CX is a focus of every business in every industry in this consumer-driven world. Yet when talking to people with frontline customer-facing responsibility, they don’t talk about building long-term relationships or building competitive advantage, they talk about the importance of being nice. They want to be nice to the customer. They are told to be nice to the customer. But is nice enough?
How the Dictionary Defines Nice
Here’s how Merriam’s dictionary defines nice:
: POLITE, KIND
a very nice person
that’s nice of you to say
: PLEASING, AGREEABLE
a nice time
a nice person
: APPROPRIATE, FITTING
Not a nice word for a formal occasion
she always wears nice clothes
How Customer-Facing People Define and Deliver Nice
Many customer-facing service people stop at one or two (polite or agreeable) but don’t often reach appropriate or fitting. They define nice as pleasantries and complimenting the customer. They believe demonstrating caring is asking a customer how their weekend was, how their day is going, or saying something personal. There is less conversation about the business of customer service. Many aren’t thinking about relating to or caring about their customers and talk more about responding than about listening. They don’t feel like following up, and they don’t. Being helpful and resolving issues is talked about by more experienced and senior level people. At all levels, there is more negative than positive talk about customers. They don’t think about themselves as customers when working with customers.
What Customers Want

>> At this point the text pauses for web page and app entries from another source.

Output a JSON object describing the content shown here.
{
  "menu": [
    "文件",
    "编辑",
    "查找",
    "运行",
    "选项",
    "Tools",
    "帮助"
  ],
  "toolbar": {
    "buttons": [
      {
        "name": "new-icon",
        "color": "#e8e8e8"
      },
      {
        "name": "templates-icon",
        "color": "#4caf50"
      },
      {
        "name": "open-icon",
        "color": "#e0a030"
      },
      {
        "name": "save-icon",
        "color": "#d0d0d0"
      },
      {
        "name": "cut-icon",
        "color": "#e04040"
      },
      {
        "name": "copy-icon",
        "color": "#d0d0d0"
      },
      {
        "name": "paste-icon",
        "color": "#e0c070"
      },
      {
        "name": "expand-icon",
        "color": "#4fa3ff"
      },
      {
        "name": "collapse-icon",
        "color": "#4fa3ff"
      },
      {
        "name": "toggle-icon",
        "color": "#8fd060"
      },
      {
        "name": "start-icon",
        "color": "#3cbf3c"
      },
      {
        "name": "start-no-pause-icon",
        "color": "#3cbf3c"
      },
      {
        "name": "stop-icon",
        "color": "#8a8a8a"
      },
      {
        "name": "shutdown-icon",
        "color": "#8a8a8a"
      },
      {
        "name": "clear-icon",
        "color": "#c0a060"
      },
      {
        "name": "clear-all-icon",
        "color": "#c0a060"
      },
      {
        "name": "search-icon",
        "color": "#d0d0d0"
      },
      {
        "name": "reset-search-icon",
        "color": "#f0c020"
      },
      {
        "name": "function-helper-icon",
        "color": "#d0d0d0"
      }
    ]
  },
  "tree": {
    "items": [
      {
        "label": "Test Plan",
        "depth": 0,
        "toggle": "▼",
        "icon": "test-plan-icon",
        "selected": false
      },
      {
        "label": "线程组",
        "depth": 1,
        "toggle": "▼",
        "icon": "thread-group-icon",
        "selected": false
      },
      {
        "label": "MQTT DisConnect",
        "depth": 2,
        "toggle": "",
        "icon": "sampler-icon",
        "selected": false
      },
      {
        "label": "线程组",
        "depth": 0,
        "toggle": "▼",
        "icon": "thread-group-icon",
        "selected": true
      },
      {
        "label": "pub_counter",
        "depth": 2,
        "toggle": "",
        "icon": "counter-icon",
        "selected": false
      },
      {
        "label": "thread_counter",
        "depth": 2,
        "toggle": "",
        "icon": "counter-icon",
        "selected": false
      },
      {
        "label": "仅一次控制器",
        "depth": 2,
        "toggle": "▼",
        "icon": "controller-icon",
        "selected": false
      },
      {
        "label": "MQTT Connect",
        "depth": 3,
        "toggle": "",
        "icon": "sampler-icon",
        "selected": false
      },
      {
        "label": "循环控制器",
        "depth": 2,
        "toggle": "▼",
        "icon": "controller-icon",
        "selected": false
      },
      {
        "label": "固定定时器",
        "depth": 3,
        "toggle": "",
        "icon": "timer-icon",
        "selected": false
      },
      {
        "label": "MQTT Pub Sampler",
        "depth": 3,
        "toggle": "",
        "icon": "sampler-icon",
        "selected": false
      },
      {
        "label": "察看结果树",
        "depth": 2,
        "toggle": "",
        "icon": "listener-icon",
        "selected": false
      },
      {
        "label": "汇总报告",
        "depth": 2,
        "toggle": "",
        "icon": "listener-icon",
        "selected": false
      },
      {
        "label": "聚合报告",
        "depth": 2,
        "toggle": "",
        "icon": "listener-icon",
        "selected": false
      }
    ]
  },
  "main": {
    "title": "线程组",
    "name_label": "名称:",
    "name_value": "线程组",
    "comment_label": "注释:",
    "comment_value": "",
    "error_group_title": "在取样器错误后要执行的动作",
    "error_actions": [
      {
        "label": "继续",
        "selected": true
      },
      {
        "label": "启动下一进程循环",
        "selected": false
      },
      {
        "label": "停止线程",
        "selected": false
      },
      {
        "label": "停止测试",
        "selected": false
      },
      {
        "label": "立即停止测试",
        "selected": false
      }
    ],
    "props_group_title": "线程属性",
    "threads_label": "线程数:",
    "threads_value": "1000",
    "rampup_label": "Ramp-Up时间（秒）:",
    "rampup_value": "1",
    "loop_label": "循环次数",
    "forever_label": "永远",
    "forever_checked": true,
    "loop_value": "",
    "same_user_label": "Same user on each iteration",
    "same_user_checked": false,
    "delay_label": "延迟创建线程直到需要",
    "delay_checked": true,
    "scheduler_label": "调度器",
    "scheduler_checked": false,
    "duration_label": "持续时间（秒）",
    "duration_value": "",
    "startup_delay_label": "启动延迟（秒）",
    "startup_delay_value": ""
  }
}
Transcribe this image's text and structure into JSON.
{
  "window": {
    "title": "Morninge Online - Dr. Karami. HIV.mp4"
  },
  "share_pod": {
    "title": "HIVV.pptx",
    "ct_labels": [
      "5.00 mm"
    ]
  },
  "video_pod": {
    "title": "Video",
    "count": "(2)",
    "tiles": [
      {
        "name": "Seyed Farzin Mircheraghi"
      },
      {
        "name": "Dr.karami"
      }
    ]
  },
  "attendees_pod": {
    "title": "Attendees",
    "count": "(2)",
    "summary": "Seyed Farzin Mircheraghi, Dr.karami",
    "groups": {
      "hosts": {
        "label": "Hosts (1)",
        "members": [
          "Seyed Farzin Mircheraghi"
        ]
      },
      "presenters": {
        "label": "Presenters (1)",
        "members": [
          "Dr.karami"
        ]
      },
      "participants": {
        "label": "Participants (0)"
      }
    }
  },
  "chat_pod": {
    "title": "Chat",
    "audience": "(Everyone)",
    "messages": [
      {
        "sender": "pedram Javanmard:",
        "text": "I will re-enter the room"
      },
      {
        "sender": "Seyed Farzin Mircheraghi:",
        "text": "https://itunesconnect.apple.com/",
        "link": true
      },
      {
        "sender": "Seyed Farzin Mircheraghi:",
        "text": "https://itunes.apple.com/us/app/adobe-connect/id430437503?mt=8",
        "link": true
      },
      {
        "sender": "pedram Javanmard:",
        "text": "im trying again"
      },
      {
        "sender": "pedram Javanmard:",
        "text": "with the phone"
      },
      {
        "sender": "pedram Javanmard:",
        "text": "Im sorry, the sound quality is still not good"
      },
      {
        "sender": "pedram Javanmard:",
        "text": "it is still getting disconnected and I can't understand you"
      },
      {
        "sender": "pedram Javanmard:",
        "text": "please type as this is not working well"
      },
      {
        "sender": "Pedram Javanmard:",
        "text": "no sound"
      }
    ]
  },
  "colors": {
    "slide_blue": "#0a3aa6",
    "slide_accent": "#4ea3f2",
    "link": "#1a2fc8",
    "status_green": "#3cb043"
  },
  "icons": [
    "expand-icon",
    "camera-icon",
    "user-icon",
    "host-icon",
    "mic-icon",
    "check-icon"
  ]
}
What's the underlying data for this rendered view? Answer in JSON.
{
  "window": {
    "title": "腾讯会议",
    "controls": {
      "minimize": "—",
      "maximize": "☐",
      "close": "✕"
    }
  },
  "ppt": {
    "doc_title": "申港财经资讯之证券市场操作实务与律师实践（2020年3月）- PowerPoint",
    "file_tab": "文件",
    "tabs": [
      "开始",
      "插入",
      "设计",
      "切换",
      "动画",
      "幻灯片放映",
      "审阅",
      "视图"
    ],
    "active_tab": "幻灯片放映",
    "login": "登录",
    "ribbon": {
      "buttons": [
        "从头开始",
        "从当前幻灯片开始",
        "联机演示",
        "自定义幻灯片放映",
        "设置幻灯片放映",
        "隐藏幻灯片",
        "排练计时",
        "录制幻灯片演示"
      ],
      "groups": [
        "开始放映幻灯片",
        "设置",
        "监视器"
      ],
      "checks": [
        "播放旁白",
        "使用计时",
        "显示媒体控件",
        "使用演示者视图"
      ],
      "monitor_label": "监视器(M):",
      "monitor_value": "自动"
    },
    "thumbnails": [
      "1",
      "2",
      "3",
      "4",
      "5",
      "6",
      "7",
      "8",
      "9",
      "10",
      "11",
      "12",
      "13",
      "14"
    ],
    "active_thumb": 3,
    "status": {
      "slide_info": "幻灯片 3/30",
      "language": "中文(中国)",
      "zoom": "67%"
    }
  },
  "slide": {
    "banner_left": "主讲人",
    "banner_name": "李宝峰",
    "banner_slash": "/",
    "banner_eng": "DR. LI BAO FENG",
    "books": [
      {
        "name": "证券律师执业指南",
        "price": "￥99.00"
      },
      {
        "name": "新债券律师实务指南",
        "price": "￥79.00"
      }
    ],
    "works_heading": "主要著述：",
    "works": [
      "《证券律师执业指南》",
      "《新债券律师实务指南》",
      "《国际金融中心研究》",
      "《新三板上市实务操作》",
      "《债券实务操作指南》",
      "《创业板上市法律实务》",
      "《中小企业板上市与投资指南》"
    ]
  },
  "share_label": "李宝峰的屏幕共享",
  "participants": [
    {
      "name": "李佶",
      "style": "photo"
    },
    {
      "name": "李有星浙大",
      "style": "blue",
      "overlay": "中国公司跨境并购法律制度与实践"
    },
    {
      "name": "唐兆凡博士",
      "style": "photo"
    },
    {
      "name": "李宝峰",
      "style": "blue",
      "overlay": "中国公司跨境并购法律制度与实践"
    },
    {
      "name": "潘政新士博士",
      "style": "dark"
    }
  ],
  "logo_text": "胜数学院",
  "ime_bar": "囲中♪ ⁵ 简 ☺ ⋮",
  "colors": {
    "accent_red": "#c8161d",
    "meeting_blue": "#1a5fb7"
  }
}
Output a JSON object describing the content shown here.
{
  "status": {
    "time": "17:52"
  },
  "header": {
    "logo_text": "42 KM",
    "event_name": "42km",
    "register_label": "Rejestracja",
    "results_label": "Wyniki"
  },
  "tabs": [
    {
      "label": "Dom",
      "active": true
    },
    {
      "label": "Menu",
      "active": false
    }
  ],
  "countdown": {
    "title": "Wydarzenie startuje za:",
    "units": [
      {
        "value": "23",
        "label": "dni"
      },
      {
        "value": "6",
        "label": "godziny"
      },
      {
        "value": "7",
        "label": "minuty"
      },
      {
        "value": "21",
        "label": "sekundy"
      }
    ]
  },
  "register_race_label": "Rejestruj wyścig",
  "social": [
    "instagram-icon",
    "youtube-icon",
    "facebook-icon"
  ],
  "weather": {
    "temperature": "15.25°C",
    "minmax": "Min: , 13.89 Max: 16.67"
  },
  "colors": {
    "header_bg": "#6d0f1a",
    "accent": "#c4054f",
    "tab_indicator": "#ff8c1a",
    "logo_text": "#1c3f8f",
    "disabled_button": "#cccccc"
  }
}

We asked customers what they want from the customer experience, and if or when “nice” was what defined a great experience. What customers don’t want is too much time taken up with politeness and pleasantries. Demonstrate you are both of those things, and then get down to the business of competence, efficiency, and resolution. Customers want your attention. They want you to act appropriately to them and their situation and say and do what is fitting their situation. They want respect, and they want your help. They want to feel seen and heard. They want a positive experience and a happy ending. They will share their experience in conversation and online – however it ends.
How Can You Know What Your Customers Want?
Ask them. They will tell you. Don’t know who to ask? How to ask? What to ask? Not objective enough – or afraid – to hear the truth? Ask us. We’ll help you transform your CX from nice to great.